*** Opening of Data under study ***
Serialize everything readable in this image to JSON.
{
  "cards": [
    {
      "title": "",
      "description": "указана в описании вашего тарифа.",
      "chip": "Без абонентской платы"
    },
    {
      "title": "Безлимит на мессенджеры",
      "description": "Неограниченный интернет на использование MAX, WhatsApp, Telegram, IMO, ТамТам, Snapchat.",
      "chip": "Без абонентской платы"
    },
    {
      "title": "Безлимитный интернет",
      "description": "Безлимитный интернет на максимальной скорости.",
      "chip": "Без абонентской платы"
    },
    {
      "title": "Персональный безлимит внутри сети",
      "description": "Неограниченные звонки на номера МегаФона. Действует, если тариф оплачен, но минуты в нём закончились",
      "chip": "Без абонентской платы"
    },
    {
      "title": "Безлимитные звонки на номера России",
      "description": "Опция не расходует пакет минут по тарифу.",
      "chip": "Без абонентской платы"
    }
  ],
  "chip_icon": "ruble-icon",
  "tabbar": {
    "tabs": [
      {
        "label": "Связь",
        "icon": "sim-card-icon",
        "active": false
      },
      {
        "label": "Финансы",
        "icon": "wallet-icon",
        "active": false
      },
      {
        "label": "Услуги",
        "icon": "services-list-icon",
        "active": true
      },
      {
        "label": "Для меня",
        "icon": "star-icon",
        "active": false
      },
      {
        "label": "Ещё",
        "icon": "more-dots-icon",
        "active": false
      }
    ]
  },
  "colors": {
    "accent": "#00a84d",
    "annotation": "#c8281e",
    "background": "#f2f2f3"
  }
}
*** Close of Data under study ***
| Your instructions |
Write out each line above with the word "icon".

| Answer to the problem |
  "chip_icon": "ruble-icon",
        "icon": "sim-card-icon",
        "icon": "wallet-icon",
        "icon": "services-list-icon",
        "icon": "star-icon",
        "icon": "more-dots-icon",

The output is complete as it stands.